12/29/2007 02:56 pm ET | Updated May 25, 2011

It Seems I Should Be For John Edwards -- So Why Am I For Obama?

I'm what they call a "left conservative." That means someone who remembers when progressives were united around a vision of global economic justice, someone who cautioned against the displacement of that vision during the rise of an otherwise completely righteous identity politics in the '70s.

In a nutshell, it means someone who realizes that, while it is a sign of progress when Richard Parsons and Carly Fiorina can become CEOs of major corporations--it is not fundamental progress, it does not change the nature of institutions.

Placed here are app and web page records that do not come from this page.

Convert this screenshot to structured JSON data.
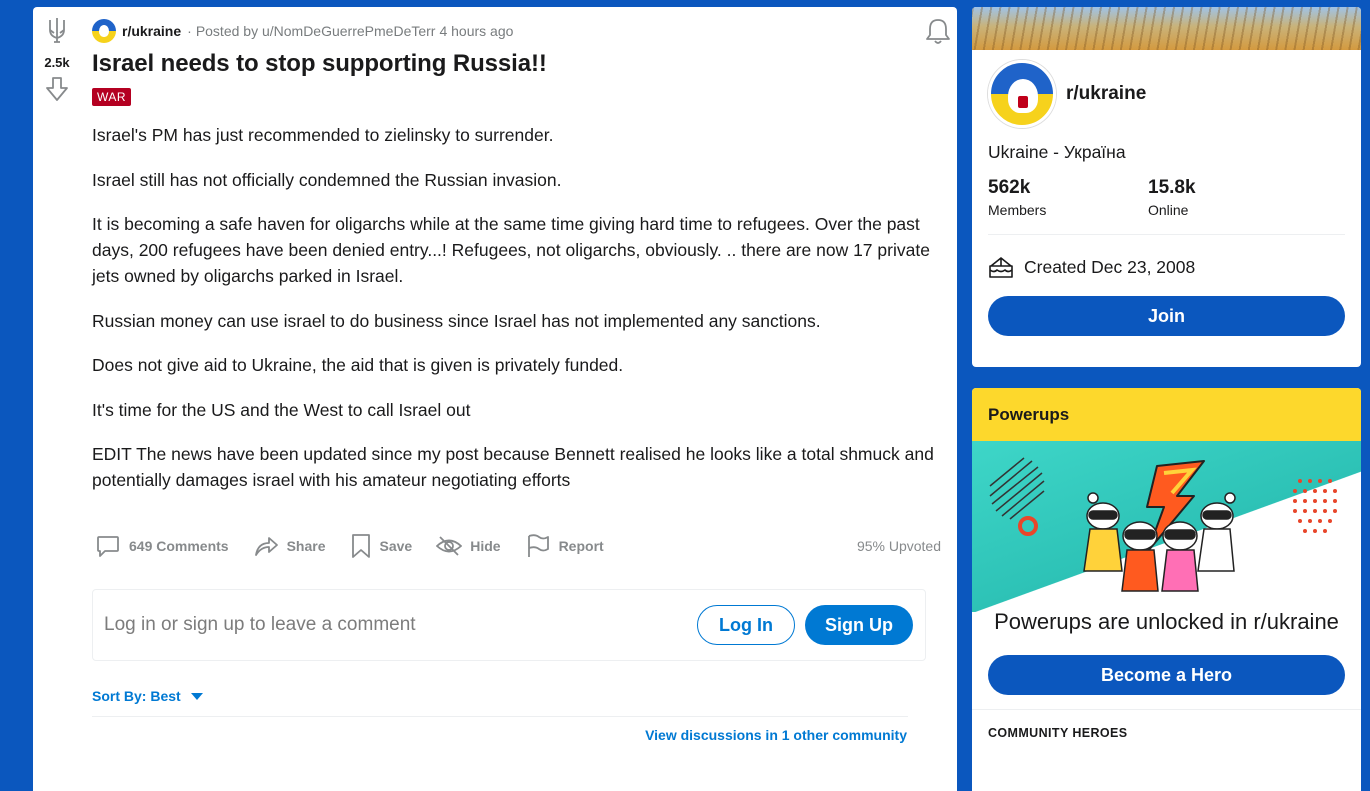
{
  "post": {
    "score": "2.5k",
    "subreddit": "r/ukraine",
    "posted_by": "Posted by u/NomDeGuerrePmeDeTerr",
    "time_ago": "4 hours ago",
    "title": "Israel needs to stop supporting Russia!!",
    "flair": "WAR",
    "paragraphs": [
      "Israel's PM has just recommended to zielinsky to surrender.",
      "Israel still has not officially condemned the Russian invasion.",
      "It is becoming a safe haven for oligarchs while at the same time giving hard time to refugees. Over the past days, 200 refugees have been denied entry...! Refugees, not oligarchs, obviously. .. there are now 17 private jets owned by oligarchs parked in Israel.",
      "Russian money can use israel to do business since Israel has not implemented any sanctions.",
      "Does not give aid to Ukraine, the aid that is given is privately funded.",
      "It's time for the US and the West to call Israel out",
      "EDIT The news have been updated since my post because Bennett realised he looks like a total shmuck and potentially damages israel with his amateur negotiating efforts"
    ],
    "actions": {
      "comments": "649 Comments",
      "share": "Share",
      "save": "Save",
      "hide": "Hide",
      "report": "Report",
      "upvoted": "95% Upvoted"
    }
  },
  "comment_box": {
    "prompt": "Log in or sign up to leave a comment",
    "login": "Log In",
    "signup": "Sign Up"
  },
  "sort": {
    "label": "Sort By: Best"
  },
  "view_discussions": "View discussions in 1 other community",
  "sidebar": {
    "about": {
      "name": "r/ukraine",
      "title": "Ukraine - Україна",
      "members_num": "562k",
      "members_label": "Members",
      "online_num": "15.8k",
      "online_label": "Online",
      "created": "Created Dec 23, 2008",
      "join": "Join"
    },
    "powerups": {
      "header": "Powerups",
      "text": "Powerups are unlocked in r/ukraine",
      "button": "Become a Hero",
      "heroes": "COMMUNITY HEROES"
    }
  },
  "colors": {
    "page_bg": "#0b57be",
    "primary_button": "#0b57be",
    "link_blue": "#0079d3",
    "flair_bg": "#b40021",
    "powerups_yellow": "#fdd82c",
    "powerups_teal": "#3ed6c8"
  }
}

Apart from good ole' Dennis, hapless as he is, John Edwards is the candidate who comes closest to reviving that old vision. And yet, somehow, I just can't be for the guy. I'm a bit embarrassed about my reasons, they are so superficial--his naked ambition, his smoothness and, yes, his hair: it adds up to a package I just don't trust. His commitment is palpable, but it feels like a lawyer's commitment, a professional commitment, a determination to win whatever case he has.

But with Obama? Well, it is passing strange. With the exception of Iraq, his positions are as centrist and vague as his rhetoric. His ties to big money are established. But he's got something else--no, he is something else.

Bill Clinton said it best, actually--while he was slicing and dicing Barack on the Charlie Rose show. Just a Symbol of Change, he opined, not an Agent of Change. Like Hillary (say what?).

As an old-fashioned leftie I should be skeptical of a mere symbol, shouldn't I? Well, it depends. Obama is a very special symbol. He transcends the culture wars and identity politics simply in virtue of who he is. Andrew Sullivan gets it right in a recent piece called--Goodbye To All That. Exactly. Enough with us boomers and our ancient grievances.

Sullivan also emphasizes the impact of an Obama presidency on a world that now fears and despises us. Just the fact of it. Just the face. Just the name. At a stroke, America secures a new beginning--in its own eyes as well. Nothing else could do it so decisively. So what if he's inexperienced? He's smart. He's a quick study. He'll listen to Dick Holbrooke and Joe Biden and he'll make those sensible, centrist decisions. He's no radical, he's shown that, Lord knows--he'll be as deliberate and pragmatic in office as he's been in the campaign.

It's not the policy, stupid, it's the symbolism. Obama actually embodies what he represents. That means he doesn't just represent change. He is change.